Goal of the exercise
All entries shown below should be duplicated character for character.

*** Data

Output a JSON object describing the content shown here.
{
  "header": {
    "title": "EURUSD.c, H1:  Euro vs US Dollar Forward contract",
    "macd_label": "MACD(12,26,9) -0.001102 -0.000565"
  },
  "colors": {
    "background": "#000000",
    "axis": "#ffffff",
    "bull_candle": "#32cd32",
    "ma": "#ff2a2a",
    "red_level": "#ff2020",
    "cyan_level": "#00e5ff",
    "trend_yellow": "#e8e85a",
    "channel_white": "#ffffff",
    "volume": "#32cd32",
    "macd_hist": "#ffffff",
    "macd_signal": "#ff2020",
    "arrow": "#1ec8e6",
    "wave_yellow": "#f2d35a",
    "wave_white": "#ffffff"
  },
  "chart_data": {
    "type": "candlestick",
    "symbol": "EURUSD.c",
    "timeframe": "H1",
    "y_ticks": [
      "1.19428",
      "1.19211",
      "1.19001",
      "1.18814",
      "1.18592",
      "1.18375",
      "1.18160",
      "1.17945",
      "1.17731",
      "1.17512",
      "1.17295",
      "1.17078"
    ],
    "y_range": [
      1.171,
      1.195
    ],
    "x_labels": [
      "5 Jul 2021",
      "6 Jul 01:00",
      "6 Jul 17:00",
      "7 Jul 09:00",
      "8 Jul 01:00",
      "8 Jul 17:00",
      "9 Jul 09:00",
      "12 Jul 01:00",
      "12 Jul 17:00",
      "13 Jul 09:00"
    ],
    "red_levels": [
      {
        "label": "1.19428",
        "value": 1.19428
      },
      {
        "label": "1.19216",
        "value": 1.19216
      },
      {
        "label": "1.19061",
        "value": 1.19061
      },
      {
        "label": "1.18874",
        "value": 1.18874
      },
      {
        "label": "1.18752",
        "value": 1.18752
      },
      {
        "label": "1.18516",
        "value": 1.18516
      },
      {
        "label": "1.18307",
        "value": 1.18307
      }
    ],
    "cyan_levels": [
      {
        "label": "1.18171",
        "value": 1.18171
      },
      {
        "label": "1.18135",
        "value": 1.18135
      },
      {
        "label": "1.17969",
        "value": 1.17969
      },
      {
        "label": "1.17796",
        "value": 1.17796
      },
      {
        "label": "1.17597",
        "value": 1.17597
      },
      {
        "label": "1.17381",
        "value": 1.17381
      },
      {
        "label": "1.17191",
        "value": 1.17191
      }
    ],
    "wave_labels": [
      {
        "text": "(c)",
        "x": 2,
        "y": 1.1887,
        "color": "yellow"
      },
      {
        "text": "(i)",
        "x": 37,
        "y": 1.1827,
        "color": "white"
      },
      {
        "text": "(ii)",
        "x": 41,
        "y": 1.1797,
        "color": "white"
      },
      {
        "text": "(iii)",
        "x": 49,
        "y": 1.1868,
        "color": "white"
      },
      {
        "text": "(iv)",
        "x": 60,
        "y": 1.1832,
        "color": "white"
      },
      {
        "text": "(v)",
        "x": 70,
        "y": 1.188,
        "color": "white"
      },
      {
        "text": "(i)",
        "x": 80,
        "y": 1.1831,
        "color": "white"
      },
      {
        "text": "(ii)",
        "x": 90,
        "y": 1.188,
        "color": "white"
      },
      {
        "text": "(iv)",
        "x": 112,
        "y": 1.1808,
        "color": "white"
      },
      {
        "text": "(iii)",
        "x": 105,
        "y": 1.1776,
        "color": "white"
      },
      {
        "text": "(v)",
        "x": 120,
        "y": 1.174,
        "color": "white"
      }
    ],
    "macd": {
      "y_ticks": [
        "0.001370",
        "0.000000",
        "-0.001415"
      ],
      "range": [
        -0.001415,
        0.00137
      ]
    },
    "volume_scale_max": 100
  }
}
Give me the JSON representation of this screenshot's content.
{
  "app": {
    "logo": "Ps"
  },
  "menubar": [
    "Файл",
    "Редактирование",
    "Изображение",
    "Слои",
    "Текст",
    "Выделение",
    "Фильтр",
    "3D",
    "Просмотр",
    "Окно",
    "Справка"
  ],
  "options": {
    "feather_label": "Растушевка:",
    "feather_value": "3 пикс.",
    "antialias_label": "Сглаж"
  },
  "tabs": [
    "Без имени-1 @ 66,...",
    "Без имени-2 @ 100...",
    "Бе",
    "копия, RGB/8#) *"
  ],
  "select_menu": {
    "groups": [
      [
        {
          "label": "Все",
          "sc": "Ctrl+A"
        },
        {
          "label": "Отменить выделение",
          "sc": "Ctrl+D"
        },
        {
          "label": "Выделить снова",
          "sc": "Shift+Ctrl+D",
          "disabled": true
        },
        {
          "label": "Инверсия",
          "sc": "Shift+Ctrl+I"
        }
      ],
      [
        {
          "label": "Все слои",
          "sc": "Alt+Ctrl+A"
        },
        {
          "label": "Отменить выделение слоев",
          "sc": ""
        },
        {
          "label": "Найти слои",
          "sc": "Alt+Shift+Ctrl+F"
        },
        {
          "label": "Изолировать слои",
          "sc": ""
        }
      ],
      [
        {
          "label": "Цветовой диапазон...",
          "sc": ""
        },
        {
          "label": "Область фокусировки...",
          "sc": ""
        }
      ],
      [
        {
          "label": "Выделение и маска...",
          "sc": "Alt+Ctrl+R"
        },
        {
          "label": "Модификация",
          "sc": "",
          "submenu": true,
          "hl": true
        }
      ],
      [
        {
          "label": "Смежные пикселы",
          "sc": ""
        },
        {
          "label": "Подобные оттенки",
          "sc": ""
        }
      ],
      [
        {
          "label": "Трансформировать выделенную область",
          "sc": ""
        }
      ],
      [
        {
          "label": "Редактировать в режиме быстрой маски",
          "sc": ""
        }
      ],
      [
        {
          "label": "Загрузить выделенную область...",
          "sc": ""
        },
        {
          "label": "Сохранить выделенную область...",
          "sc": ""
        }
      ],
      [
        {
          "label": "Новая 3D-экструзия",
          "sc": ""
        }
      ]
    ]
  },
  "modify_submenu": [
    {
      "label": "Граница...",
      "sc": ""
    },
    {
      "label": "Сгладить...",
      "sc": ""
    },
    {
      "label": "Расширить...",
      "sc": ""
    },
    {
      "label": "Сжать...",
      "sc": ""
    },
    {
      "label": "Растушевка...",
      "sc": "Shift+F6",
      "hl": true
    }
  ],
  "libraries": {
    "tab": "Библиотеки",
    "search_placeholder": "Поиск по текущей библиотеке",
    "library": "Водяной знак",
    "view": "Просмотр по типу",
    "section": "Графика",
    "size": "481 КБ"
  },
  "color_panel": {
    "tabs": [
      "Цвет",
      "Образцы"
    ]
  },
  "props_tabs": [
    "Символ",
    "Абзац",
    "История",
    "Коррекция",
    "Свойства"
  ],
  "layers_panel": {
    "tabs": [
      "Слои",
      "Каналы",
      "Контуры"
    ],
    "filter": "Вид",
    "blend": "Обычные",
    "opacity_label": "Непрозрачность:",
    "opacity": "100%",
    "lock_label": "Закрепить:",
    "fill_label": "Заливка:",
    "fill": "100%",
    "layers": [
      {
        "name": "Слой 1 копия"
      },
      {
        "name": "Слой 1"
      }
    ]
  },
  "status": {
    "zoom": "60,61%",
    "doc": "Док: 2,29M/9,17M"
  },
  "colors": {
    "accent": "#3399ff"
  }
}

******

Result of this task
Output a JSON object describing the content shown here.
{
  "header": {
    "title": "EURUSD.c, H1:  Euro vs US Dollar Forward contract",
    "macd_label": "MACD(12,26,9) -0.001102 -0.000565"
  },
  "colors": {
    "background": "#000000",
    "axis": "#ffffff",
    "bull_candle": "#32cd32",
    "ma": "#ff2a2a",
    "red_level": "#ff2020",
    "cyan_level": "#00e5ff",
    "trend_yellow": "#e8e85a",
    "channel_white": "#ffffff",
    "volume": "#32cd32",
    "macd_hist": "#ffffff",
    "macd_signal": "#ff2020",
    "arrow": "#1ec8e6",
    "wave_yellow": "#f2d35a",
    "wave_white": "#ffffff"
  },
  "chart_data": {
    "type": "candlestick",
    "symbol": "EURUSD.c",
    "timeframe": "H1",
    "y_ticks": [
      "1.19428",
      "1.19211",
      "1.19001",
      "1.18814",
      "1.18592",
      "1.18375",
      "1.18160",
      "1.17945",
      "1.17731",
      "1.17512",
      "1.17295",
      "1.17078"
    ],
    "y_range": [
      1.171,
      1.195
    ],
    "x_labels": [
      "5 Jul 2021",
      "6 Jul 01:00",
      "6 Jul 17:00",
      "7 Jul 09:00",
      "8 Jul 01:00",
      "8 Jul 17:00",
      "9 Jul 09:00",
      "12 Jul 01:00",
      "12 Jul 17:00",
      "13 Jul 09:00"
    ],
    "red_levels": [
      {
        "label": "1.19428",
        "value": 1.19428
      },
      {
        "label": "1.19216",
        "value": 1.19216
      },
      {
        "label": "1.19061",
        "value": 1.19061
      },
      {
        "label": "1.18874",
        "value": 1.18874
      },
      {
        "label": "1.18752",
        "value": 1.18752
      },
      {
        "label": "1.18516",
        "value": 1.18516
      },
      {
        "label": "1.18307",
        "value": 1.18307
      }
    ],
    "cyan_levels": [
      {
        "label": "1.18171",
        "value": 1.18171
      },
      {
        "label": "1.18135",
        "value": 1.18135
      },
      {
        "label": "1.17969",
        "value": 1.17969
      },
      {
        "label": "1.17796",
        "value": 1.17796
      },
      {
        "label": "1.17597",
        "value": 1.17597
      },
      {
        "label": "1.17381",
        "value": 1.17381
      },
      {
        "label": "1.17191",
        "value": 1.17191
      }
    ],
    "wave_labels": [
      {
        "text": "(c)",
        "x": 2,
        "y": 1.1887,
        "color": "yellow"
      },
      {
        "text": "(i)",
        "x": 37,
        "y": 1.1827,
        "color": "white"
      },
      {
        "text": "(ii)",
        "x": 41,
        "y": 1.1797,
        "color": "white"
      },
      {
        "text": "(iii)",
        "x": 49,
        "y": 1.1868,
        "color": "white"
      },
      {
        "text": "(iv)",
        "x": 60,
        "y": 1.1832,
        "color": "white"
      },
      {
        "text": "(v)",
        "x": 70,
        "y": 1.188,
        "color": "white"
      },
      {
        "text": "(i)",
        "x": 80,
        "y": 1.1831,
        "color": "white"
      },
      {
        "text": "(ii)",
        "x": 90,
        "y": 1.188,
        "color": "white"
      },
      {
        "text": "(iv)",
        "x": 112,
        "y": 1.1808,
        "color": "white"
      },
      {
        "text": "(iii)",
        "x": 105,
        "y": 1.1776,
        "color": "white"
      },
      {
        "text": "(v)",
        "x": 120,
        "y": 1.174,
        "color": "white"
      }
    ],
    "macd": {
      "y_ticks": [
        "0.001370",
        "0.000000",
        "-0.001415"
      ],
      "range": [
        -0.001415,
        0.00137
      ]
    },
    "volume_scale_max": 100
  }
}
Give me the JSON representation of this screenshot's content.
{
  "app": {
    "logo": "Ps"
  },
  "menubar": [
    "Файл",
    "Редактирование",
    "Изображение",
    "Слои",
    "Текст",
    "Выделение",
    "Фильтр",
    "3D",
    "Просмотр",
    "Окно",
    "Справка"
  ],
  "options": {
    "feather_label": "Растушевка:",
    "feather_value": "3 пикс.",
    "antialias_label": "Сглаж"
  },
  "tabs": [
    "Без имени-1 @ 66,...",
    "Без имени-2 @ 100...",
    "Бе",
    "копия, RGB/8#) *"
  ],
  "select_menu": {
    "groups": [
      [
        {
          "label": "Все",
          "sc": "Ctrl+A"
        },
        {
          "label": "Отменить выделение",
          "sc": "Ctrl+D"
        },
        {
          "label": "Выделить снова",
          "sc": "Shift+Ctrl+D",
          "disabled": true
        },
        {
          "label": "Инверсия",
          "sc": "Shift+Ctrl+I"
        }
      ],
      [
        {
          "label": "Все слои",
          "sc": "Alt+Ctrl+A"
        },
        {
          "label": "Отменить выделение слоев",
          "sc": ""
        },
        {
          "label": "Найти слои",
          "sc": "Alt+Shift+Ctrl+F"
        },
        {
          "label": "Изолировать слои",
          "sc": ""
        }
      ],
      [
        {
          "label": "Цветовой диапазон...",
          "sc": ""
        },
        {
          "label": "Область фокусировки...",
          "sc": ""
        }
      ],
      [
        {
          "label": "Выделение и маска...",
          "sc": "Alt+Ctrl+R"
        },
        {
          "label": "Модификация",
          "sc": "",
          "submenu": true,
          "hl": true
        }
      ],
      [
        {
          "label": "Смежные пикселы",
          "sc": ""
        },
        {
          "label": "Подобные оттенки",
          "sc": ""
        }
      ],
      [
        {
          "label": "Трансформировать выделенную область",
          "sc": ""
        }
      ],
      [
        {
          "label": "Редактировать в режиме быстрой маски",
          "sc": ""
        }
      ],
      [
        {
          "label": "Загрузить выделенную область...",
          "sc": ""
        },
        {
          "label": "Сохранить выделенную область...",
          "sc": ""
        }
      ],
      [
        {
          "label": "Новая 3D-экструзия",
          "sc": ""
        }
      ]
    ]
  },
  "modify_submenu": [
    {
      "label": "Граница...",
      "sc": ""
    },
    {
      "label": "Сгладить...",
      "sc": ""
    },
    {
      "label": "Расширить...",
      "sc": ""
    },
    {
      "label": "Сжать...",
      "sc": ""
    },
    {
      "label": "Растушевка...",
      "sc": "Shift+F6",
      "hl": true
    }
  ],
  "libraries": {
    "tab": "Библиотеки",
    "search_placeholder": "Поиск по текущей библиотеке",
    "library": "Водяной знак",
    "view": "Просмотр по типу",
    "section": "Графика",
    "size": "481 КБ"
  },
  "color_panel": {
    "tabs": [
      "Цвет",
      "Образцы"
    ]
  },
  "props_tabs": [
    "Символ",
    "Абзац",
    "История",
    "Коррекция",
    "Свойства"
  ],
  "layers_panel": {
    "tabs": [
      "Слои",
      "Каналы",
      "Контуры"
    ],
    "filter": "Вид",
    "blend": "Обычные",
    "opacity_label": "Непрозрачность:",
    "opacity": "100%",
    "lock_label": "Закрепить:",
    "fill_label": "Заливка:",
    "fill": "100%",
    "layers": [
      {
        "name": "Слой 1 копия"
      },
      {
        "name": "Слой 1"
      }
    ]
  },
  "status": {
    "zoom": "60,61%",
    "doc": "Док: 2,29M/9,17M"
  },
  "colors": {
    "accent": "#3399ff"
  }
}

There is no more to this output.